The financial crisis of 2008 led to a lot of unfortunate Keynesian and corporatist policymaking, but also to a renewed interest in Austrian economics and particularly to the Austrian theory of the business cycle and the role of the Federal Reserve in creating bubbles and busts. Austrian ideas are most recently examined on BBC and in the Washington Post.

Sales of F. A. Hayek’s book The Road to Serfdom have soared in the past three years, actually hitting no. 1 on Amazon last summer. The New York Times complained that Tea Party activists had “reached back to dusty bookshelves for long-dormant ideas [in] once-obscure texts by dead writers” such as Hayek, even as its reporters continually urged policymakers to Read. More. Keynes. A rap video on the intellectual battle between Hayek and Keynes, created by economist Russell Roberts and filmmaker John Papola, has been viewed almost 2 million times. A YouTube cartoon video on “quantitative easing” has done even better, with more than 4 million views.

And now Rep. Ron Paul’s appointment as chairman of the House subcommittee on monetary policy has brought new attention to the Austrian critique of orthodox economics and economic policy. A long article on Paul’s ideas and his plans for the committee by Annie Lowrey filled a full page of the Sunday Washington Post:

But Paul’s adversary is not only the Federal Reserve. It is also mainstream monetary economics itself. As a devotee of the Austrian school, whose luminaries include Friedrich Hayek and Ludwig von Mises, Paul stands firmly outside policymaking and academic circles, a point he enthusiastically admits. (The Austrian economists also often quibble with other libertarians, such as those at Cato.) His beef is not with how central bankers do their jobs; it’s with central banking itself.

“The Fed, rightly so, criticizes Congress for spending too much - but they make the money available to us!” he said. “It buys debt, keeps interest rates low, and sticks it to the people who want to save and make money. It is so unfair. And I think it is the first time in the history of the Fed that people realize it is not their friend. It just gives us booms and busts.”

The line about Cato is a little misleading. At our 28 annual monetary conferences and in our publications, we’ve presented the ideas of many Austrian economists, from our 1979 publication of two classic manuscripts by Hayek, A Tiger by the Tail: The Keynesian Legacy of Inflation and Unemployment and Monetary Policy: Government as Generator of the “Business Cycle” and our first monetary conference in 1982 featuring Fritz Machlup and Gottfried Haberler, to a 1999 issue of the Cato Journal featuring studies of Hayek and Ludwig von Mises, to a new Working Paper, “Has the Fed Been a Failure?” by George Selgin, William Lastrapes, and Lawrence H. White.

And don’t miss a recent BBC program, “Radical Economics: Yo Hayek!” Jamie Whyte spends 30 thoughtful minutes looking at Austrian views of boom and bust, with such guests as White, Papola, Steven Horwitz, Robert Higgs, and Robert Skidelsky.
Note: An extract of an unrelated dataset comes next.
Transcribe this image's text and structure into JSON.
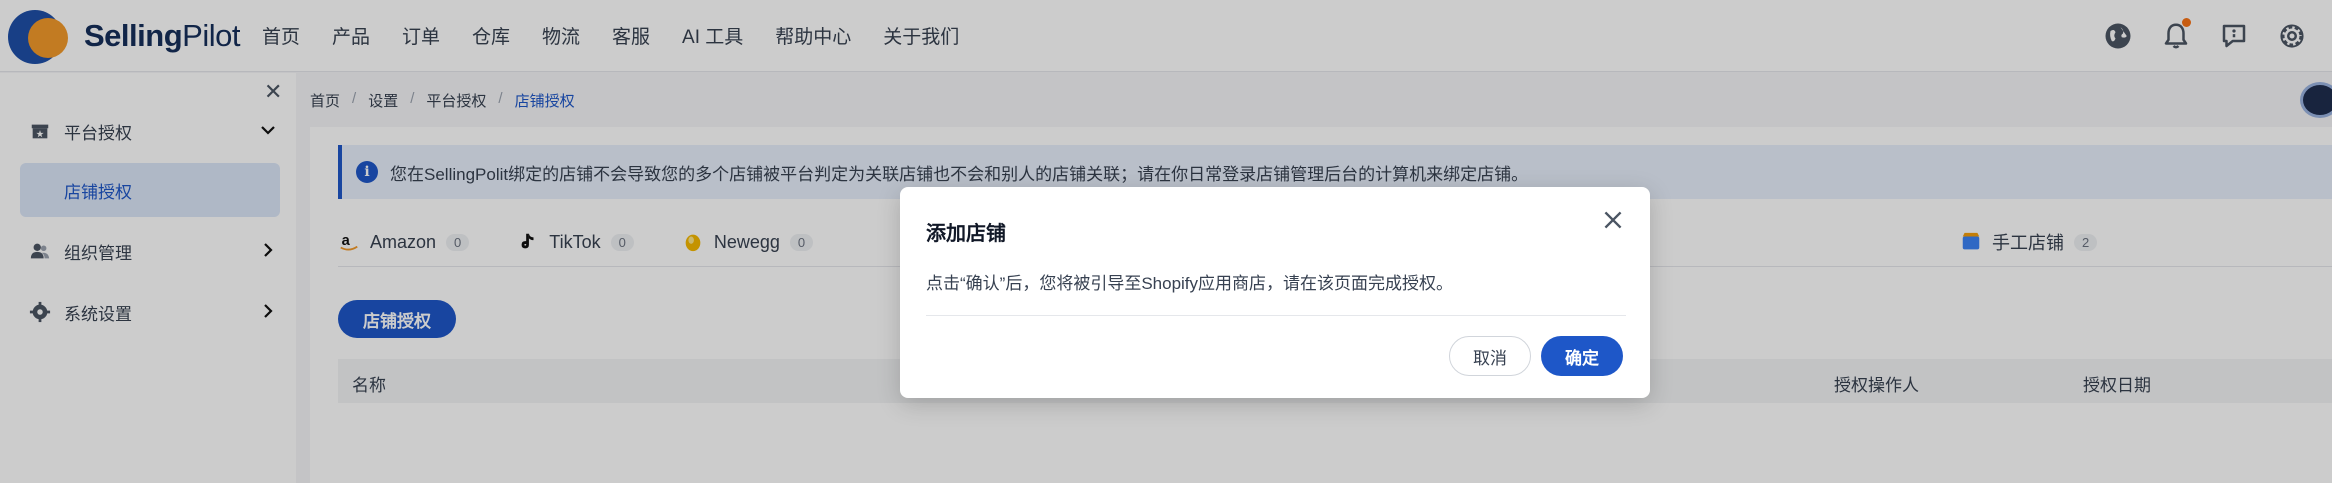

It took the biggest bubble and crash since 1929 to revive the interest in Austrian economics, but at least now more people are studying the real problems with central planning, government intervention, and money manipulation.